Italy is the holiday destination that just keeps on giving – from Roman ruins to modern art, Renaissance sculpture to rolling vineyards, beautiful beaches to breathtaking lakes, it’s a tourist’s dream, whatever your idea of a dream holiday might be. Heck, it even has a city on water. And whatever part of the country you visit for a little la dolce vita, first-rate food (and even better coffee) is a guarantee.
Florence, or Firenze, is everything you’d expect it to be, and yet also perhaps not quite what you might expect, all at the same time. If you’re longing for a chilled city break where you can stroll leisurely around charming streets and piazzas while scoffing gelato…Florence may not be for you. Narrow pavements and the tourist hordes mean it isn’t the most relaxing city to walk around (especially while trying to eat gelato).

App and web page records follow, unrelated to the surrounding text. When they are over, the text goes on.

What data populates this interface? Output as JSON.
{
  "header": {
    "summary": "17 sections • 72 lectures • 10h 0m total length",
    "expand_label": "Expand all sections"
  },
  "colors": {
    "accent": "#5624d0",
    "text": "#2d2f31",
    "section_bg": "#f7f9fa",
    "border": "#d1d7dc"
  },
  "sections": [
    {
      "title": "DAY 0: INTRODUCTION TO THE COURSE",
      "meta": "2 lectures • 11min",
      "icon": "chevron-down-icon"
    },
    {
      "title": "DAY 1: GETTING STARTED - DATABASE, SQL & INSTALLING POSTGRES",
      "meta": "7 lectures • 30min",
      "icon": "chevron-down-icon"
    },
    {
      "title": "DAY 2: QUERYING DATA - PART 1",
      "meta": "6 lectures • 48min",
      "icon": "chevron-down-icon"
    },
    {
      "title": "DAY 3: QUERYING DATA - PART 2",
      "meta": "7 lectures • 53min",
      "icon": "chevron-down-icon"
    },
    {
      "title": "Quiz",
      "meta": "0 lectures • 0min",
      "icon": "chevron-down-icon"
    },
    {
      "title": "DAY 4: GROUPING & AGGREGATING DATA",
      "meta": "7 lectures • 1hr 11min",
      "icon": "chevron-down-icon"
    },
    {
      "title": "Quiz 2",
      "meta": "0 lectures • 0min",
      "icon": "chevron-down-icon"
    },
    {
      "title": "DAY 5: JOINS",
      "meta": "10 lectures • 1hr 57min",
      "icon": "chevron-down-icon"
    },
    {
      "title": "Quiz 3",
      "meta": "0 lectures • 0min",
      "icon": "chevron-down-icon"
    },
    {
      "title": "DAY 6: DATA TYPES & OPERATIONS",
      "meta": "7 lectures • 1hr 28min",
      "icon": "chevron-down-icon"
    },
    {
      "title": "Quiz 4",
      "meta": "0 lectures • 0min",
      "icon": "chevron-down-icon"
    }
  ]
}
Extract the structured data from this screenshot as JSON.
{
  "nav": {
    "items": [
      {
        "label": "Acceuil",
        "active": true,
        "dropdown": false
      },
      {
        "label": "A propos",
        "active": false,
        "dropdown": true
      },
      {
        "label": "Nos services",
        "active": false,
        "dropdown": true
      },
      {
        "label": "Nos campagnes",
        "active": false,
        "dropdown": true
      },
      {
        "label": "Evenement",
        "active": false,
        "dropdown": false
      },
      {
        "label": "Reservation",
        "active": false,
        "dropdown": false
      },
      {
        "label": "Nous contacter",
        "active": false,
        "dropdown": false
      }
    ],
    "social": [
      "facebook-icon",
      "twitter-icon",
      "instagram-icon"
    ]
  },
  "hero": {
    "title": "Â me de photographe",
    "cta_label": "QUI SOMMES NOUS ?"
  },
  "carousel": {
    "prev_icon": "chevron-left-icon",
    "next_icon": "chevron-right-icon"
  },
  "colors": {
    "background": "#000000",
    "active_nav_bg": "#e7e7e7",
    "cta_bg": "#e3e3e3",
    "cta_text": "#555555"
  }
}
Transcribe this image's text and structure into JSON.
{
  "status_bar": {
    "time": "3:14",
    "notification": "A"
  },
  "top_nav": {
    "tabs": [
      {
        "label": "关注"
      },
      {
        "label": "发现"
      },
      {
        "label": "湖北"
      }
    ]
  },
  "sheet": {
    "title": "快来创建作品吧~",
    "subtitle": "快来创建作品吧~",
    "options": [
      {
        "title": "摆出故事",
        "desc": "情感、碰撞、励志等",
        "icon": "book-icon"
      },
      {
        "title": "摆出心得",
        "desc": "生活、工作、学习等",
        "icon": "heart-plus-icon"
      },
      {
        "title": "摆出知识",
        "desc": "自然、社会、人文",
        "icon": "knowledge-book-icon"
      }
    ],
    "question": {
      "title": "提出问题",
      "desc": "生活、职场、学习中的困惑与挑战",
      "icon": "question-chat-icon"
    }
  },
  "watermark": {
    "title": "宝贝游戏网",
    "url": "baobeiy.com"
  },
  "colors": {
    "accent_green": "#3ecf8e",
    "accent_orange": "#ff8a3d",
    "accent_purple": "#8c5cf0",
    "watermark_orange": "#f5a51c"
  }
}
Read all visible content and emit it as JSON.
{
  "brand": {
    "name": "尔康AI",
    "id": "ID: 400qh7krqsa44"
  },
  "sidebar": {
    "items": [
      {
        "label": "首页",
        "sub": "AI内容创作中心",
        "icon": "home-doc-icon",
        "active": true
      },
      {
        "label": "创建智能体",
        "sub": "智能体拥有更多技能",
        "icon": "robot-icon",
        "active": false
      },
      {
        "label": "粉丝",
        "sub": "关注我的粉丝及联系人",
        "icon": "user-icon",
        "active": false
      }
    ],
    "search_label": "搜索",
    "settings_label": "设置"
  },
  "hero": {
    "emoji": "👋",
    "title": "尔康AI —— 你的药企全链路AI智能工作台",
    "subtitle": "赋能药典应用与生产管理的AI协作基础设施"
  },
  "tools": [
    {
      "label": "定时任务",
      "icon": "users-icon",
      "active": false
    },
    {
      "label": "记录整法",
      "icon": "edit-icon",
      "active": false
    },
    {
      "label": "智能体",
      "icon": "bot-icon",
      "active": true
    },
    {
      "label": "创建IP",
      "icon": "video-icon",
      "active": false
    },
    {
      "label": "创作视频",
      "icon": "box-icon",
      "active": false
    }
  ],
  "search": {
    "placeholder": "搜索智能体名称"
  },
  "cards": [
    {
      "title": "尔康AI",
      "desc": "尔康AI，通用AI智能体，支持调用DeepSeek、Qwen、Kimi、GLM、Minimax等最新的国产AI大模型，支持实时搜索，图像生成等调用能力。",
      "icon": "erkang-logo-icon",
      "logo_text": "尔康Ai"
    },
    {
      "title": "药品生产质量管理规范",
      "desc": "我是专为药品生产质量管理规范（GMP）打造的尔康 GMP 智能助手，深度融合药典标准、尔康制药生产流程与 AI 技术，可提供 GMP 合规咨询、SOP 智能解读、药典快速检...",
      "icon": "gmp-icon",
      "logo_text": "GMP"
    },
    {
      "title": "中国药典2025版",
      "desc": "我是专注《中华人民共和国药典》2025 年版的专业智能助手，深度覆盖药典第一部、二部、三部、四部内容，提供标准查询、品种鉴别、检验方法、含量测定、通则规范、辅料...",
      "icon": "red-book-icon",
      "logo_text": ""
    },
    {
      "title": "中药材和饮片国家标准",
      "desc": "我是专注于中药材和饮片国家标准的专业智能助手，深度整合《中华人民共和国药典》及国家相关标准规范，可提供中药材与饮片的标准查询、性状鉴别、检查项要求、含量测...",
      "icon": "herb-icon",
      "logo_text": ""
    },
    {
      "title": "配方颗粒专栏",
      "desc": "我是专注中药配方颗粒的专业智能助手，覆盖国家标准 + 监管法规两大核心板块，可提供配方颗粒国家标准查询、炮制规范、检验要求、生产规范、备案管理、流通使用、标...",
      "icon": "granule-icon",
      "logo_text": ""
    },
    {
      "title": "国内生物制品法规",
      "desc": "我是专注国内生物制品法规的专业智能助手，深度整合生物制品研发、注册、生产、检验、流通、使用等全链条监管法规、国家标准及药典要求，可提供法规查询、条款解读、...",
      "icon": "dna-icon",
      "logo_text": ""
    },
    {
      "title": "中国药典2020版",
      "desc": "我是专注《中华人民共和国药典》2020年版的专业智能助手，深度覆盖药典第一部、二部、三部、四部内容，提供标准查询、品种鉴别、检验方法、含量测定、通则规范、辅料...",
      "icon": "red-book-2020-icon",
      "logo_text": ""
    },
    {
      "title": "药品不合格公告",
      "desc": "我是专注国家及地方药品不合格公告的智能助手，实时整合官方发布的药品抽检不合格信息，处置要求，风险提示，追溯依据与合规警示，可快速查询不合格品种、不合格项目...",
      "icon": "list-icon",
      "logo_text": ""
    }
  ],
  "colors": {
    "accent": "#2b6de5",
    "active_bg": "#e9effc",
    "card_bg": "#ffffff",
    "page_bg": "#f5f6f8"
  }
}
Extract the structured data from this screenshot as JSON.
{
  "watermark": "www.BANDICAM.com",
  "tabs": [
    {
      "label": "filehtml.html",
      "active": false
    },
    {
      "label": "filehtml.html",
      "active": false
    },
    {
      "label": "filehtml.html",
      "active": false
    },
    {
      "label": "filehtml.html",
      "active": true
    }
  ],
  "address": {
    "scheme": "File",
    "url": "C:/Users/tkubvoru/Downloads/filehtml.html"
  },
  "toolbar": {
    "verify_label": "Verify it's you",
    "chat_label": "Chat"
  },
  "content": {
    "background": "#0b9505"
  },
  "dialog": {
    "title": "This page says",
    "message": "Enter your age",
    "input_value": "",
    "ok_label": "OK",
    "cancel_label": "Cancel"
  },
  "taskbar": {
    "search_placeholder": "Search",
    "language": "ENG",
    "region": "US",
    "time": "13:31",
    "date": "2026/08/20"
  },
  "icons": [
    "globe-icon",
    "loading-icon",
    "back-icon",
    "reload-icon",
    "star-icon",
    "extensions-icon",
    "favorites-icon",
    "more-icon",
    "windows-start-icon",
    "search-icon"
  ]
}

What it lacks in wide pavements, though, it more than makes up for in art, culture and shopping. There are so many galleries and museums, with some of the world’s most iconic artworks – think Botticelli’s Birth of Venus and Michelangelo’s David – as well as more unusual exhibits, such as the life-like wax anatomical models at The Museum of Zoology and Natural History (tbh, we gave that a miss).
And once you’ve ticked off everything on your list (yes, even those anatomical models if that’s your thing) you can plan in some excursions out of the city, too – Pisa, Bolgona, Siena, Lucca, Arrezzo, Cinque Terre, and even Rome and Venice are within reach from Florence by public transport, although the latter three would be best done over a few days each. We had seven days in Florence and ventured out to Pisa, Bologna and Siena, yet still felt like we’d enjoyed everything Firenze has to offer (which, admittedly, mostly involved pizza, pasta, ice cream and wild boar).
October is a great time to visit Florence – there are obviously lots of tourists, but not as many as in peak season, and the temperature is still around 20-25 degrees, which is practically tropical for us Brits. I tried to fit in with the locals by wearing a jacket and boots, but in the end I went full tourist in sandals, (me-made) short sleeves and a camera hung round my neck.
Things to do in and around Florence
- Shop: Celeste Vintage has a tempting array of designer and non-designer vintage to add to your collection – not picking up something from here is my biggest holiday regret.
- See: After spending some euros at Celeste, head a little further down the road to the Pitti Palace for a different kind of fashion fix at the costume museum there. It’s small but inspiring, and the ticket includes entry to Pitti Palace’s other galleries, too.
- Avoid: Don’t be tempted to pay extra for the ‘fast track’ ticket to get into the Uffizi. We did, and it didn’t seem to make any difference to the waiting time whatsoever – you still have to queue for ages to get in, along with all the other suckers who paid for a so-called ‘fast track’ ticket.
- Visit: If you’re short on time and can only do one day trip out of the city, go to Siena – with its charming cobbled streets, stunning skyline and quaint shops and restaurants, it’s a breath of fresh air after the hustle and bustle of Florence (not to mention an Instagrammer’s dream).
- See: Don’t overlook Italy’s modern art galleries – they’re not shouted about as much, but they’re worth seeing. The permanent collection at Bologna’s MAMbo traces the history of Italian art from World War II to present day, with works by Italian artists as well as others from around the world. It’s quite a small gallery, which is ideal if you’re visiting from Florence and only have a day to explore Bologna, and it has a gift shop full of nice artsy things too.
- Avoid (unless you have time to spare – and a big appetite): In Florence, you’ll probably spot quite a few people tucking into a giant sandwich from All’ Antico Vinaio and, while they certainly are tasty (and giant), the queues are super long for what is essentially a huge slab of bread and cheese you probably won’t be able to finish.
- See: Siena is known for its Palio, a bareback horse race that usually happens twice a year – except we managed to find ourselves there during the Palio Straordinario, a special extra Palio and the first in about 18 years. It’s been described as ‘lawless’, and I’d say that is a fitting description, but it’s fascinating at the same time – this isn’t an attraction done for tourists’ benefit, but a real rivalry between the city’s contradas, or districts, that’s been going on since medieval times, with an atmosphere like a derby football match. While I don’t like the animal rights issues surrounding it (the track has some tight turns and the horses often get injured), it’s a unique thing to experience.
- Eat: We had one of my favourite meals of the trip at Allabona in Pisa, an eco-friendly restaurant that serves local food and wines (I can recommend the sparkling one) and uses biodegradable and compostable plates and cups – wine is still thankfully served in a glass, though.
- See: Famous landmarks often don’t live up to the hype, but Pisa’s leaning tower is genuinely impressive to see in person – if only to watch all the tourists lining up to do that pose (before inevitably joining in yourself – go on, you know you want to).